 This doll was rescued from a skip at the back of the Cats Protection shop as I was donating a bag of stuff. The scarf is my first and most successful attempt at moebius knitting, a technique where you cast on two rows at once on a circular needle, and the piece grows out from the middle. I would like a scarf like this doll, but my attempts at this have produced long skinny things, that do not wrap around like this. I just can't seem to work out the right amount of stitches to start with!
 This is one of two baby faced containers I bought years ago in Greenwich market. They are tobacco jars! It seems like such an inappropriate subject for such a thing.
 Painting found in a charity shop in Edinburgh when we were up there to see Andy's Mum. 
Doll from dark little charity shop in South Norwood, where I went to do an embroidery course. I then embroidered a picture of her, changing Azores to South Norwood.
 Scottish Highlander drummer Staffordshire figure from a local charity shop. 
 Another charity shop face. Another bargain!
 I love dressing this head up. I think it from a larger mannequin and has been mounted on a wooden block. Greenwich market.
 Also Greenwich market. Her hat was a bargain from Rye. There are loads of Russian badges mounted on it, which I intended to sell, but like too much.
 This bunny was in the charity shop for my last three visits there before I bought him. He needs face repairs. I think I will just embroider over the marks.
 The unlikely pairing of serious puppet and Paddington. I think they get on quite well. 
And finally another eBay bargain, again with tarnished silver thread. The turban is silk. I love the variety of ways to make a face, and this embroiderer has made such great eyes.

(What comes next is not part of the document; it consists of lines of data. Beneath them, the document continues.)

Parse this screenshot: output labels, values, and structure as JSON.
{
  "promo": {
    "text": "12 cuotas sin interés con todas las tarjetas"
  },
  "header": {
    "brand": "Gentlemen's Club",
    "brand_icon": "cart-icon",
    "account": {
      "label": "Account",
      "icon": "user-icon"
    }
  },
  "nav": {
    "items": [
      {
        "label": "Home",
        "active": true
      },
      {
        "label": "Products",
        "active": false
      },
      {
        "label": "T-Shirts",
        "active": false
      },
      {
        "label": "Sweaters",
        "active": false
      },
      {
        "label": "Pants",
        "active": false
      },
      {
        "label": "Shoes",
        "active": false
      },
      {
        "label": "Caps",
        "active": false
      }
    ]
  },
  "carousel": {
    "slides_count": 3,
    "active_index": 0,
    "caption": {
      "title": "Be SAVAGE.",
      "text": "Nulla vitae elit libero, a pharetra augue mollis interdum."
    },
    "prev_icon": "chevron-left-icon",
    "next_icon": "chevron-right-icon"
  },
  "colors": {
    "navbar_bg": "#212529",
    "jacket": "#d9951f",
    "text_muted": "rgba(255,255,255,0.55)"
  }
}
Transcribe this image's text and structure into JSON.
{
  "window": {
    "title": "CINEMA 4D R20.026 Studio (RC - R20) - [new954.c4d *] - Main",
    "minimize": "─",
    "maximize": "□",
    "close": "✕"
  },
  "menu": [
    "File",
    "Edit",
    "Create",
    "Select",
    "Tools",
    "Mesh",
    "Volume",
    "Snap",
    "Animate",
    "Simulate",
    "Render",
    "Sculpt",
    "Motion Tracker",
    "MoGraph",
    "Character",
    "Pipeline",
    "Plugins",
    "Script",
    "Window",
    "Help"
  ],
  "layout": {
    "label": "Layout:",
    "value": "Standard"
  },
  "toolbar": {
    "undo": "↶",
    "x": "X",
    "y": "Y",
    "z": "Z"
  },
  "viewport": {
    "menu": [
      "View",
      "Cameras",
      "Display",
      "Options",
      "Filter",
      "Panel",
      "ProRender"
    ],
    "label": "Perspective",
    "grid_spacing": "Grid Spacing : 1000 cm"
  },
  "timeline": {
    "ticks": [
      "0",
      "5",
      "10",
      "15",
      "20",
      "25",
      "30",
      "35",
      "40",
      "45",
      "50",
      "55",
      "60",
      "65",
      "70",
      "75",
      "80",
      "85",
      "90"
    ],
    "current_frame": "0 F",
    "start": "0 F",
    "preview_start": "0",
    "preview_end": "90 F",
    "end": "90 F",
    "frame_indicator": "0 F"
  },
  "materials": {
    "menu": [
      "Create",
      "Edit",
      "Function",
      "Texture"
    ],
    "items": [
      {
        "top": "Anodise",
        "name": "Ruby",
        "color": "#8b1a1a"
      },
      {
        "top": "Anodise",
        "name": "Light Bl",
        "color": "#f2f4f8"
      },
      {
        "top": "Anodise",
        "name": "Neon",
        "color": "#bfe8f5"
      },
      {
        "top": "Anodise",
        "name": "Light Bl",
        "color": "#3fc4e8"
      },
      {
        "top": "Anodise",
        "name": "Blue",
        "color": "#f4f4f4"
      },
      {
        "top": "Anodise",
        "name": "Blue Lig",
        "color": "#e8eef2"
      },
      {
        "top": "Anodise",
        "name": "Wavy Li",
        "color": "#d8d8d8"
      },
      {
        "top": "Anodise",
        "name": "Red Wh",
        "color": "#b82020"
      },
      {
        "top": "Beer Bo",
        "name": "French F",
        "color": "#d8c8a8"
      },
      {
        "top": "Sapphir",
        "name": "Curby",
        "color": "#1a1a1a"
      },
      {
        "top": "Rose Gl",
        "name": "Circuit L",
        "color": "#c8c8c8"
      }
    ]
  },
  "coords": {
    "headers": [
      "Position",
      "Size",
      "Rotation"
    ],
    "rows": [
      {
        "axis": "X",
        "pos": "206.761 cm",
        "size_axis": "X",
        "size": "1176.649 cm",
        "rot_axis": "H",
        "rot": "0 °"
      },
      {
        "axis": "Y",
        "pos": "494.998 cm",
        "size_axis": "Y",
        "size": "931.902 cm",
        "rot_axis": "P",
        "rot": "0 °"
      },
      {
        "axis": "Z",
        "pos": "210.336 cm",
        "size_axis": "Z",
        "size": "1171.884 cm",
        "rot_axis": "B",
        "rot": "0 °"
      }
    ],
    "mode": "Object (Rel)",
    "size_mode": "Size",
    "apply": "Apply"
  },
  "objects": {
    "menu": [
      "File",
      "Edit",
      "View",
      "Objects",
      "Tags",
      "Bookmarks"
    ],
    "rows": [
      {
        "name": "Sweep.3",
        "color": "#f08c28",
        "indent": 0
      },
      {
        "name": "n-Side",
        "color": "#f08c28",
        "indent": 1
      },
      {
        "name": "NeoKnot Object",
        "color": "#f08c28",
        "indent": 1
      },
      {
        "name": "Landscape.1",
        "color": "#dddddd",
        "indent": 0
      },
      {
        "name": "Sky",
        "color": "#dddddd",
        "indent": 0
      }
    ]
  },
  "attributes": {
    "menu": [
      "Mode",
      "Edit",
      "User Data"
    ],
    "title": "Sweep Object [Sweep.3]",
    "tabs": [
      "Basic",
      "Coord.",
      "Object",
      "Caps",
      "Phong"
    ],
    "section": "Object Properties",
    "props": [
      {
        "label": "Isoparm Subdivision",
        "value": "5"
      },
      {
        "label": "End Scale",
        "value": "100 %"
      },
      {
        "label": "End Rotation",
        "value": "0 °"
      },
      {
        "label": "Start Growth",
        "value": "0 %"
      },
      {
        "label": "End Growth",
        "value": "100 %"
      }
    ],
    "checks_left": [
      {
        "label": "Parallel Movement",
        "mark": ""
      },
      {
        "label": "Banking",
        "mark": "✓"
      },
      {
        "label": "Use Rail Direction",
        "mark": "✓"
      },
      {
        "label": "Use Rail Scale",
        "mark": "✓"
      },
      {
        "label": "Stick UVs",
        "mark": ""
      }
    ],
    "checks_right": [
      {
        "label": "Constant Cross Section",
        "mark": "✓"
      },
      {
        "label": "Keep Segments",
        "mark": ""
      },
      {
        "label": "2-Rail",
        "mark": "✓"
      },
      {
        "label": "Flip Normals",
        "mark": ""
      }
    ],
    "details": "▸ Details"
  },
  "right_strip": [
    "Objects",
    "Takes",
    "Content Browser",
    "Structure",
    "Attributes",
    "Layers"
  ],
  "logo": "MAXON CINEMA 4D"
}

Thursday 16 April 2020

The Lion and the Rabbit

I was very happy when I found my first dress pins on the Thames foreshore. I thought I would never find anything so tiny, but they do show up quite well due to their coppery greenish hue. Once I had found one, I found quite a lot in one small area. Then I went back a few weeks later to the same spot, as I had had an idea for which I needed more pins. I was lucky again, and collected quite a few. The pins, made of copper alloy, were used to fasten clothes between 1400 and 1800 and each one was made by hand. Many were lost and ended up in sewers and drains, and hence on the Thames foreshore. You can find little wire twists sometimes, which were used to hold the pins in groups when they were sold. I have not found one so far.
My friend Clare is a historian and introduced me to medieval marginalia. These are the strange and often quite obscene little drawings that monks made in the margins of texts they were writing. They remind me of naughty school boy doodlings, but with more artistic talent. Not all of them are rude however, and a lot of them have rabbits wielding swords. My idea involved making a suitable receptacle for some of my possibly medieval pins. I intended this as a present for Clare for Christmas, and just about finished it in time.
I was pleased with how it turned out, and really want to make myself something similar, but have not got around to that yet. I had forgotten about it until the other day when I was looking through photos on my big camera. I didn't want to share it at the time I made it in case it spoiled the surprise!
The lion has a wire armature and is slightly pose-able. The rabbit does not. The sword is made from the silver side of coppery art metal.
The heads of the pins are wound wire which was then soldered on. So much work for such a  tiny object.
I had the perfect curly locks of wool for the lion's mane.

Snails often feature in the marginalia too, though this one seems to be a snail boy.